|Number of homes||27 homes at council-rent levels|
|Group structure||Community Benefit Society|
|Project Stage||Built 2018|
The Leathermarket Joint Management Board (JMB) was set up by elected estate residents and has carried out housing services with borough funding and other support since 1996, securing a democratic mandate every 5 years. It now looks after around 1500 council-owned homes with tenants and leaseholders, mostly spread across a group of small estates covering five tenant association areas. The JMB established their own Community Benefit Society (CBS) in 2014 to bring forward genuinely affordable homes for the community, following a housing needs assessment of residents.
The Kipling Tenants and Residents’ Association (TRA), many of whom were overcrowded, identified the site which contained 12 unused garages. It was ideal for this development as it was small, within the JMB’s management area, and closely bordering the homes of existing residents.

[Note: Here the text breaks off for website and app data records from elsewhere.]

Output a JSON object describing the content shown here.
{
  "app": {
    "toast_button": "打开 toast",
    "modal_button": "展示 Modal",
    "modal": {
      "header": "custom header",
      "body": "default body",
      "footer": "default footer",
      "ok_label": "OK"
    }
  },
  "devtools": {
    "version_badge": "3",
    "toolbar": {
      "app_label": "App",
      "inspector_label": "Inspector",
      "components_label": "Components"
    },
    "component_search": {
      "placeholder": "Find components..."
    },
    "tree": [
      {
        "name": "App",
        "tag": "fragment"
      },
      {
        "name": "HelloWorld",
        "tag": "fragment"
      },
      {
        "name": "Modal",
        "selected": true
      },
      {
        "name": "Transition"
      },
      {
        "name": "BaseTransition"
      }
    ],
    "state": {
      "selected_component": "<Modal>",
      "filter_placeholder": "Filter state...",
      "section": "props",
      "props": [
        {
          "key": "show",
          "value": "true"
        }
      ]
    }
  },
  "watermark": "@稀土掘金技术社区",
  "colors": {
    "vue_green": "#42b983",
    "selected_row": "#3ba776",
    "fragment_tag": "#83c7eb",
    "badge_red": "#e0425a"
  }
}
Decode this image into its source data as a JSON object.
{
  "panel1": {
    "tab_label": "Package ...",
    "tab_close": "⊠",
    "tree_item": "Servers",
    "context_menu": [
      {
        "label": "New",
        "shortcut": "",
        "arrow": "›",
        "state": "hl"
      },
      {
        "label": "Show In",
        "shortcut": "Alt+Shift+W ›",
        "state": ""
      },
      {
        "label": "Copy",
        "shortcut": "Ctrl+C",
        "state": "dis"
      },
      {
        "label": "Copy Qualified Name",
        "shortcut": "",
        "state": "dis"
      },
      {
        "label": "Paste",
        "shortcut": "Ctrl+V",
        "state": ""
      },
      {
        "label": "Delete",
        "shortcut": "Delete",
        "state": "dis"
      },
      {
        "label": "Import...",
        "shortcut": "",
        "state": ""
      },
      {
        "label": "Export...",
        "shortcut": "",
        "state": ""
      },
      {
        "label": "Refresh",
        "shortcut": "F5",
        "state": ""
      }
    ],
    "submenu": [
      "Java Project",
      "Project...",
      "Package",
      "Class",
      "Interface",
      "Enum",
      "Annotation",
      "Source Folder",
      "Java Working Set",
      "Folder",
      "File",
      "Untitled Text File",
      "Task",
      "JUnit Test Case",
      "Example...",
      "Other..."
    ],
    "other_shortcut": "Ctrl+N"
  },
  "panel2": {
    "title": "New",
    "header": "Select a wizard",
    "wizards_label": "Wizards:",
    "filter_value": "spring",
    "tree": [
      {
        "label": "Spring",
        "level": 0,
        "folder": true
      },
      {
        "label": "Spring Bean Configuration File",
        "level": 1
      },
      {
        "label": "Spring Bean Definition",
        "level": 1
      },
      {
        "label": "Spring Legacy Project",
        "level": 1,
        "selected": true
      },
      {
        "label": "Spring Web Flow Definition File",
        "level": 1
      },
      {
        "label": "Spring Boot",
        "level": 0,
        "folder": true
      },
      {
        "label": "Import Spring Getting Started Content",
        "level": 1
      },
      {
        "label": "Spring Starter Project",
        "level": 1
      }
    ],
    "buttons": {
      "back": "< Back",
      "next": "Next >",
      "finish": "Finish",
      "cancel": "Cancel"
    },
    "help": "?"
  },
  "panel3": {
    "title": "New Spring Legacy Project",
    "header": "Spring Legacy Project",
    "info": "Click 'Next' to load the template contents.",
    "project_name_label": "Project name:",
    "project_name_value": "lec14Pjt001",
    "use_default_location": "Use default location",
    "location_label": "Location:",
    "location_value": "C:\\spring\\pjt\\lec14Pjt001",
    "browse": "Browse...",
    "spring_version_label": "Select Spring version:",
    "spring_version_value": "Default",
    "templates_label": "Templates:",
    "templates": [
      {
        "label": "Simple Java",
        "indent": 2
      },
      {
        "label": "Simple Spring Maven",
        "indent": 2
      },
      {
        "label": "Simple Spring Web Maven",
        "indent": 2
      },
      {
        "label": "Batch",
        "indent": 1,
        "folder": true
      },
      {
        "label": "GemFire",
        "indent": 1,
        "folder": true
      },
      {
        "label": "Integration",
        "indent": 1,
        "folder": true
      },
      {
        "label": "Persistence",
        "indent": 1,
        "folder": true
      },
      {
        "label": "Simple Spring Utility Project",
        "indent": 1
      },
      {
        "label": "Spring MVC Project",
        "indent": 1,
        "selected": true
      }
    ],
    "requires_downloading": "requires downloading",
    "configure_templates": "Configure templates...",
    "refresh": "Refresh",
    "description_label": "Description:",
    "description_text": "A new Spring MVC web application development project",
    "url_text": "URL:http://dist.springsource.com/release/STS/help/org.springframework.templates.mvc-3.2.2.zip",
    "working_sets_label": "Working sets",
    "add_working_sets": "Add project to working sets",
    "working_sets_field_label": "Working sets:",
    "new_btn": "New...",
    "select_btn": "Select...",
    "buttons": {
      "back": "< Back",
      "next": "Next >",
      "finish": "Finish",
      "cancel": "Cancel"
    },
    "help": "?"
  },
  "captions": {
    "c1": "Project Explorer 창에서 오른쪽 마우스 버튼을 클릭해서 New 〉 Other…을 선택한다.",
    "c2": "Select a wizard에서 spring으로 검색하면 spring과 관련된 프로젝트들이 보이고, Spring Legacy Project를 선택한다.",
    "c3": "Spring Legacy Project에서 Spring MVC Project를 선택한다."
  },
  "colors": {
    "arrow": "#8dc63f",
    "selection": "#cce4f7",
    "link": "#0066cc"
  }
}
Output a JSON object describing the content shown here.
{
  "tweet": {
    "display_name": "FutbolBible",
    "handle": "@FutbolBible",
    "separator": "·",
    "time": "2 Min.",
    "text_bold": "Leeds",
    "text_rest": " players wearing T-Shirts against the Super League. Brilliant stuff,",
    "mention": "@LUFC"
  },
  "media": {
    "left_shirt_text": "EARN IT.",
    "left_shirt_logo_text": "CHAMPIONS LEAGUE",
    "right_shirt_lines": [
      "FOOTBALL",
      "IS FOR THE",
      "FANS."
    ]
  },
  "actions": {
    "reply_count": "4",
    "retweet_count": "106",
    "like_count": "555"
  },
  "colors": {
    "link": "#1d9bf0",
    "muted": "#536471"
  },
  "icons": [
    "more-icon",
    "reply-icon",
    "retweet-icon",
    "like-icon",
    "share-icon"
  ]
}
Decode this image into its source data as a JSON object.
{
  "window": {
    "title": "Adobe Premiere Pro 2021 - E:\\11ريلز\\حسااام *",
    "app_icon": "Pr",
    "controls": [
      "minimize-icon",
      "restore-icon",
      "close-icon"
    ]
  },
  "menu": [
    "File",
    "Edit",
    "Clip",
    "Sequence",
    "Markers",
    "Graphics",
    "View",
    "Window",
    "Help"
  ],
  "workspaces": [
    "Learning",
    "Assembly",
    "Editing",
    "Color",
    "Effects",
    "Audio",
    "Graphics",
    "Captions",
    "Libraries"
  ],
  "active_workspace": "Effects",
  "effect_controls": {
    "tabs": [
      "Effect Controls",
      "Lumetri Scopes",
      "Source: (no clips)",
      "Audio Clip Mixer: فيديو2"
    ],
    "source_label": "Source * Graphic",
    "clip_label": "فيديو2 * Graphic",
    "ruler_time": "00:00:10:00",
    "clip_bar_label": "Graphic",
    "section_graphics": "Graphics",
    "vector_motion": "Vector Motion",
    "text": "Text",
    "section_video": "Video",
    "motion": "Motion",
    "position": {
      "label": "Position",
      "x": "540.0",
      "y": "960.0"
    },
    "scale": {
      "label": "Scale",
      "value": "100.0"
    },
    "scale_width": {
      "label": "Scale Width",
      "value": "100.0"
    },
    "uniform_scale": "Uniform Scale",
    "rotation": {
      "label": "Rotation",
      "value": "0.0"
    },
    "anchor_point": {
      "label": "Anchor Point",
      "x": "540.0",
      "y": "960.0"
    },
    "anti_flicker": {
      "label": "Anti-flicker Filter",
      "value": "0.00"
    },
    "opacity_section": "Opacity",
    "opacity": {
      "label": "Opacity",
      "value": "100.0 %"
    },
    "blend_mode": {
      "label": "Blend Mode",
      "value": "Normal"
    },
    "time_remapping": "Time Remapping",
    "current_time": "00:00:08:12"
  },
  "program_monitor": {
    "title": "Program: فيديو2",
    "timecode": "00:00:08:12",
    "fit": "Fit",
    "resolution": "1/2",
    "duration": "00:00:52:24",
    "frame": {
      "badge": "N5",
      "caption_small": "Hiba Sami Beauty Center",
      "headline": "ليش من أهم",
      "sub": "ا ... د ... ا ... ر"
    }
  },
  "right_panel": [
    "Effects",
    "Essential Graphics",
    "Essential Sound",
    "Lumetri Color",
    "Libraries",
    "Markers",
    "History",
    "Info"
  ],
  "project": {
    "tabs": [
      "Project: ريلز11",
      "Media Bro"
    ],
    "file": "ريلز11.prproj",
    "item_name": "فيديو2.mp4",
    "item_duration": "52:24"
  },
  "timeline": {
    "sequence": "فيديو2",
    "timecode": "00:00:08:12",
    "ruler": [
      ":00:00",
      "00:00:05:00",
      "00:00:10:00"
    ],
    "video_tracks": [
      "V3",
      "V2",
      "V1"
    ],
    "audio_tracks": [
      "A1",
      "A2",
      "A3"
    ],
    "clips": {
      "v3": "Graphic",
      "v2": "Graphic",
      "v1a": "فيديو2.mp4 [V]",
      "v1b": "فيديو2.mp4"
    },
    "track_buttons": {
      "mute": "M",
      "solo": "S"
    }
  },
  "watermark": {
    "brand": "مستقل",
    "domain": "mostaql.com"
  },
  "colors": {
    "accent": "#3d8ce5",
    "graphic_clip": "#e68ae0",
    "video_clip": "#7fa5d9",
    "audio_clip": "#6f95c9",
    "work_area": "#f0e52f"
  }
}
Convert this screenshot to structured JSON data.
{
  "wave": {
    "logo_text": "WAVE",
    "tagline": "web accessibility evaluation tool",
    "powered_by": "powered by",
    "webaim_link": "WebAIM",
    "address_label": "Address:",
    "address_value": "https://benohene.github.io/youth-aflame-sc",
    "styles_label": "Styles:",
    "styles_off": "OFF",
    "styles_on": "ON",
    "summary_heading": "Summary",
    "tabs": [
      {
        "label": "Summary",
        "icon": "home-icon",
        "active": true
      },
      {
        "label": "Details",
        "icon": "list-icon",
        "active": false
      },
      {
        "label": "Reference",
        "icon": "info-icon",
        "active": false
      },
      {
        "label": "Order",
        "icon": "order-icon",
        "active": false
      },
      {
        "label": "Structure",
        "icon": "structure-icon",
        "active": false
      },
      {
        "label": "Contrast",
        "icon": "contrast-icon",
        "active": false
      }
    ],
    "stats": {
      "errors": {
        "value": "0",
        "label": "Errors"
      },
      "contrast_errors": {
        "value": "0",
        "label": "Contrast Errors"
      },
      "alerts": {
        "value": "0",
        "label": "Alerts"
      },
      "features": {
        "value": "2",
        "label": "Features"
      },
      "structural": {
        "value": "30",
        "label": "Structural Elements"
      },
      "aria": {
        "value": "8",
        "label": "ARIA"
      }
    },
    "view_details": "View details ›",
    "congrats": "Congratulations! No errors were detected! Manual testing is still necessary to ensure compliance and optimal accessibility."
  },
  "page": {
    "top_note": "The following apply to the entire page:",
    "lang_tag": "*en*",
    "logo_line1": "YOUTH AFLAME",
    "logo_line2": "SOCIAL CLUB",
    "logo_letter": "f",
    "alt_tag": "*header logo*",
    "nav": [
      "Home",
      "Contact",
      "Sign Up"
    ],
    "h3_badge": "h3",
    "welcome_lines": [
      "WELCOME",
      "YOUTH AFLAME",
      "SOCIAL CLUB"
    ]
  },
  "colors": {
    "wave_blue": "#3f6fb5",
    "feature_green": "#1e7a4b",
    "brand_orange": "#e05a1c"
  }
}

Southwark Council retained the freehold but transferred the site to the Leathermarket CBS on a long lease, allowing the community to lead the project and manage the completed building.
Funding / Finance / Affordability
Community Right to Build funding from the GLA (£360k) was used to carry out neighbourhood planning, consultation, and site identification across the area, and then to take the Marklake Court project to planning stage. Southwark Council met the construction costs as part of its council home building programme. The (council) rents are slightly higher than existing rents, as they are calculated in terms of current day rateable values. The weekly rent for a one-bed Marklake Court flat will be £130 per week compared with round about £105 for one of the old Kipling one-beds, depending on the individual property.
Design and Construction
The CBS chose Igloo Community Builders as a development manager to inform their approach and assist in the development. Architects Bell Phillips and Igloo Community Builders made the wishes of Kipling residents integral to the project from very early on, holding several meetings with residents, along with walking tours of the area in order to understand what people wanted in terms of building height, materials, and design details that chimed with older nearby buildings they liked.
There was a real effort to integrate resident comments into the plans or explaining where things were not possible. Southwark Council gave planning permission to a mixture of one, two and three-bedroom flats within two blocks five and seven storeys high in 2015, and construction was completed in 2018.
Who will live there
A formal housing needs assessment was conducted during the neighbourhood planning phase. Kipling households who were either overcrowded or under-occupying were prioritised. This not only gave residents the chance to move somewhere more suitable in terms of space (“right-sizing”) and maintain local connections with neighbours and friends, but also to be at the heart of the development of their new homes. The knock-on benefit is that their old homes are freed up for people on the council waiting list.